§ **WHAT NEEDS TO BE DONE**
Please copy out the records that follow exactly as they stand.

§ **DATA EXCERPTS**
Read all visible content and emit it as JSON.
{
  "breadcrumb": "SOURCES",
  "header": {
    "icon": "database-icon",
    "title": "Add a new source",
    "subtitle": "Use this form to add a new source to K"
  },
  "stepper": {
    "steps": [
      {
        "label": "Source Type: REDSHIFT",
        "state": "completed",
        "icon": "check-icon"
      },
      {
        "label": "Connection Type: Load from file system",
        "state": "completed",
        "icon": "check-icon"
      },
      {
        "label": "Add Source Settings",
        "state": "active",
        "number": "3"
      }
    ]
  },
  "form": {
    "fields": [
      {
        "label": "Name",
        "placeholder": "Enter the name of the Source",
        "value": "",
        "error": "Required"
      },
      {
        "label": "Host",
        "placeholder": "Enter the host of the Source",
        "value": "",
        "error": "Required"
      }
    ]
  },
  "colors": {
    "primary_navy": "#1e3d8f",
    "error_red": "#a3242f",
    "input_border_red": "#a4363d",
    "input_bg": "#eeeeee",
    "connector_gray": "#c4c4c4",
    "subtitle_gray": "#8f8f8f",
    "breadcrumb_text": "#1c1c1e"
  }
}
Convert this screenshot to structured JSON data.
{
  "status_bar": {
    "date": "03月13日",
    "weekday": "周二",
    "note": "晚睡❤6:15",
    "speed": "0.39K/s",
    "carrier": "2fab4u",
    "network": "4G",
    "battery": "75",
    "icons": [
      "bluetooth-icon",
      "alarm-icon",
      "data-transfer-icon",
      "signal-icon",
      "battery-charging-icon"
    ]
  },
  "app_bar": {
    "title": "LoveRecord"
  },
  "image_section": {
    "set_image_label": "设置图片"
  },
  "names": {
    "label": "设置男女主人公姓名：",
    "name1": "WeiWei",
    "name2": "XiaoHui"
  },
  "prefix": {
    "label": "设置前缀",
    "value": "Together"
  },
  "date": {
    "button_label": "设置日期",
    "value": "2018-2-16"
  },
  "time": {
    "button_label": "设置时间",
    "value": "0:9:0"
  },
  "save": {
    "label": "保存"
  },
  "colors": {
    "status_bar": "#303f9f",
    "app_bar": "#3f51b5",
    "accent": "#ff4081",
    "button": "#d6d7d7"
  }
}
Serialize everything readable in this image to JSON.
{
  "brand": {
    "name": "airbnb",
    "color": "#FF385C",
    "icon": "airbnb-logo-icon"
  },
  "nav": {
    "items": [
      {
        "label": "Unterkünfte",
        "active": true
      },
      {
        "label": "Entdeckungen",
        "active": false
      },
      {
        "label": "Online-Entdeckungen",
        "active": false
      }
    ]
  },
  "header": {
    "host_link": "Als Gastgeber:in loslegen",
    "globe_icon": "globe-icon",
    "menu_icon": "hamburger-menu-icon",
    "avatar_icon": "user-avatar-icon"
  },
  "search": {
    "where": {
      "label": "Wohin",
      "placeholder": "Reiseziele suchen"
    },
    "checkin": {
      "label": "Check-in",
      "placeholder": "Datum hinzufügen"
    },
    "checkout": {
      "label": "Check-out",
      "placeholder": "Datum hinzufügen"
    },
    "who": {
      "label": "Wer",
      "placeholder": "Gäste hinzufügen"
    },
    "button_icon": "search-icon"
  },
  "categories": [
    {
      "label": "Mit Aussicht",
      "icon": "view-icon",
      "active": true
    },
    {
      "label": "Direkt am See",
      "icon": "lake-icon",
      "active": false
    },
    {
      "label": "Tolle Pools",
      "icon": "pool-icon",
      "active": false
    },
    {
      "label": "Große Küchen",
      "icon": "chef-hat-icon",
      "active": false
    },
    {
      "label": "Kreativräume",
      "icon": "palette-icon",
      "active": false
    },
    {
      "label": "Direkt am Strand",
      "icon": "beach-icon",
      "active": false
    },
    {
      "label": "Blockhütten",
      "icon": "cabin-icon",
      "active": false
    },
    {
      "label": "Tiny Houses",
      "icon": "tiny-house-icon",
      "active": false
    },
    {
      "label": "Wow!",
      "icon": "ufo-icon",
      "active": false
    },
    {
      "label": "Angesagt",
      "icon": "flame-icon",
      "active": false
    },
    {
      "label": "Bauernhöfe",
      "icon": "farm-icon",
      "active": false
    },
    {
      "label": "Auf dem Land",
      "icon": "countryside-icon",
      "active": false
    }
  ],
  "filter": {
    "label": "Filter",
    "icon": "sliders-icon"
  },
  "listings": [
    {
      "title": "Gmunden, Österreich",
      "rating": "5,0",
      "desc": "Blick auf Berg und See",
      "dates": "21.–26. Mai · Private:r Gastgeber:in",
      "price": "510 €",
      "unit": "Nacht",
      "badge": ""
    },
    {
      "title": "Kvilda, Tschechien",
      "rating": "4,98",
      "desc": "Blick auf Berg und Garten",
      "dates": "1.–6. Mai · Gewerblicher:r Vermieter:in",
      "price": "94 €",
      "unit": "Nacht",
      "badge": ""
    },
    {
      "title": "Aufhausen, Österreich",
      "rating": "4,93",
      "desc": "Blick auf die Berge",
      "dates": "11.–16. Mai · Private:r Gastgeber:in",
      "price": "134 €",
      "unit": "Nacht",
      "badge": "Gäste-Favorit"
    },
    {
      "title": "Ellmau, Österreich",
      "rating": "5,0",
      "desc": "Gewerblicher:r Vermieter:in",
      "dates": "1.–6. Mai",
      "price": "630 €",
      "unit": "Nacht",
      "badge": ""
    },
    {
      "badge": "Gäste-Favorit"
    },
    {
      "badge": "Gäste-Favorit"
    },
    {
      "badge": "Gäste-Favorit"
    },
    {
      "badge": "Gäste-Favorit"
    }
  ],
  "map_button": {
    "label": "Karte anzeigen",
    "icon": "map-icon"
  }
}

§ **ANSWER SECTION**
Read all visible content and emit it as JSON.
{
  "breadcrumb": "SOURCES",
  "header": {
    "icon": "database-icon",
    "title": "Add a new source",
    "subtitle": "Use this form to add a new source to K"
  },
  "stepper": {
    "steps": [
      {
        "label": "Source Type: REDSHIFT",
        "state": "completed",
        "icon": "check-icon"
      },
      {
        "label": "Connection Type: Load from file system",
        "state": "completed",
        "icon": "check-icon"
      },
      {
        "label": "Add Source Settings",
        "state": "active",
        "number": "3"
      }
    ]
  },
  "form": {
    "fields": [
      {
        "label": "Name",
        "placeholder": "Enter the name of the Source",
        "value": "",
        "error": "Required"
      },
      {
        "label": "Host",
        "placeholder": "Enter the host of the Source",
        "value": "",
        "error": "Required"
      }
    ]
  },
  "colors": {
    "primary_navy": "#1e3d8f",
    "error_red": "#a3242f",
    "input_border_red": "#a4363d",
    "input_bg": "#eeeeee",
    "connector_gray": "#c4c4c4",
    "subtitle_gray": "#8f8f8f",
    "breadcrumb_text": "#1c1c1e"
  }
}
Convert this screenshot to structured JSON data.
{
  "status_bar": {
    "date": "03月13日",
    "weekday": "周二",
    "note": "晚睡❤6:15",
    "speed": "0.39K/s",
    "carrier": "2fab4u",
    "network": "4G",
    "battery": "75",
    "icons": [
      "bluetooth-icon",
      "alarm-icon",
      "data-transfer-icon",
      "signal-icon",
      "battery-charging-icon"
    ]
  },
  "app_bar": {
    "title": "LoveRecord"
  },
  "image_section": {
    "set_image_label": "设置图片"
  },
  "names": {
    "label": "设置男女主人公姓名：",
    "name1": "WeiWei",
    "name2": "XiaoHui"
  },
  "prefix": {
    "label": "设置前缀",
    "value": "Together"
  },
  "date": {
    "button_label": "设置日期",
    "value": "2018-2-16"
  },
  "time": {
    "button_label": "设置时间",
    "value": "0:9:0"
  },
  "save": {
    "label": "保存"
  },
  "colors": {
    "status_bar": "#303f9f",
    "app_bar": "#3f51b5",
    "accent": "#ff4081",
    "button": "#d6d7d7"
  }
}
Serialize everything readable in this image to JSON.
{
  "brand": {
    "name": "airbnb",
    "color": "#FF385C",
    "icon": "airbnb-logo-icon"
  },
  "nav": {
    "items": [
      {
        "label": "Unterkünfte",
        "active": true
      },
      {
        "label": "Entdeckungen",
        "active": false
      },
      {
        "label": "Online-Entdeckungen",
        "active": false
      }
    ]
  },
  "header": {
    "host_link": "Als Gastgeber:in loslegen",
    "globe_icon": "globe-icon",
    "menu_icon": "hamburger-menu-icon",
    "avatar_icon": "user-avatar-icon"
  },
  "search": {
    "where": {
      "label": "Wohin",
      "placeholder": "Reiseziele suchen"
    },
    "checkin": {
      "label": "Check-in",
      "placeholder": "Datum hinzufügen"
    },
    "checkout": {
      "label": "Check-out",
      "placeholder": "Datum hinzufügen"
    },
    "who": {
      "label": "Wer",
      "placeholder": "Gäste hinzufügen"
    },
    "button_icon": "search-icon"
  },
  "categories": [
    {
      "label": "Mit Aussicht",
      "icon": "view-icon",
      "active": true
    },
    {
      "label": "Direkt am See",
      "icon": "lake-icon",
      "active": false
    },
    {
      "label": "Tolle Pools",
      "icon": "pool-icon",
      "active": false
    },
    {
      "label": "Große Küchen",
      "icon": "chef-hat-icon",
      "active": false
    },
    {
      "label": "Kreativräume",
      "icon": "palette-icon",
      "active": false
    },
    {
      "label": "Direkt am Strand",
      "icon": "beach-icon",
      "active": false
    },
    {
      "label": "Blockhütten",
      "icon": "cabin-icon",
      "active": false
    },
    {
      "label": "Tiny Houses",
      "icon": "tiny-house-icon",
      "active": false
    },
    {
      "label": "Wow!",
      "icon": "ufo-icon",
      "active": false
    },
    {
      "label": "Angesagt",
      "icon": "flame-icon",
      "active": false
    },
    {
      "label": "Bauernhöfe",
      "icon": "farm-icon",
      "active": false
    },
    {
      "label": "Auf dem Land",
      "icon": "countryside-icon",
      "active": false
    }
  ],
  "filter": {
    "label": "Filter",
    "icon": "sliders-icon"
  },
  "listings": [
    {
      "title": "Gmunden, Österreich",
      "rating": "5,0",
      "desc": "Blick auf Berg und See",
      "dates": "21.–26. Mai · Private:r Gastgeber:in",
      "price": "510 €",
      "unit": "Nacht",
      "badge": ""
    },
    {
      "title": "Kvilda, Tschechien",
      "rating": "4,98",
      "desc": "Blick auf Berg und Garten",
      "dates": "1.–6. Mai · Gewerblicher:r Vermieter:in",
      "price": "94 €",
      "unit": "Nacht",
      "badge": ""
    },
    {
      "title": "Aufhausen, Österreich",
      "rating": "4,93",
      "desc": "Blick auf die Berge",
      "dates": "11.–16. Mai · Private:r Gastgeber:in",
      "price": "134 €",
      "unit": "Nacht",
      "badge": "Gäste-Favorit"
    },
    {
      "title": "Ellmau, Österreich",
      "rating": "5,0",
      "desc": "Gewerblicher:r Vermieter:in",
      "dates": "1.–6. Mai",
      "price": "630 €",
      "unit": "Nacht",
      "badge": ""
    },
    {
      "badge": "Gäste-Favorit"
    },
    {
      "badge": "Gäste-Favorit"
    },
    {
      "badge": "Gäste-Favorit"
    },
    {
      "badge": "Gäste-Favorit"
    }
  ],
  "map_button": {
    "label": "Karte anzeigen",
    "icon": "map-icon"
  }
}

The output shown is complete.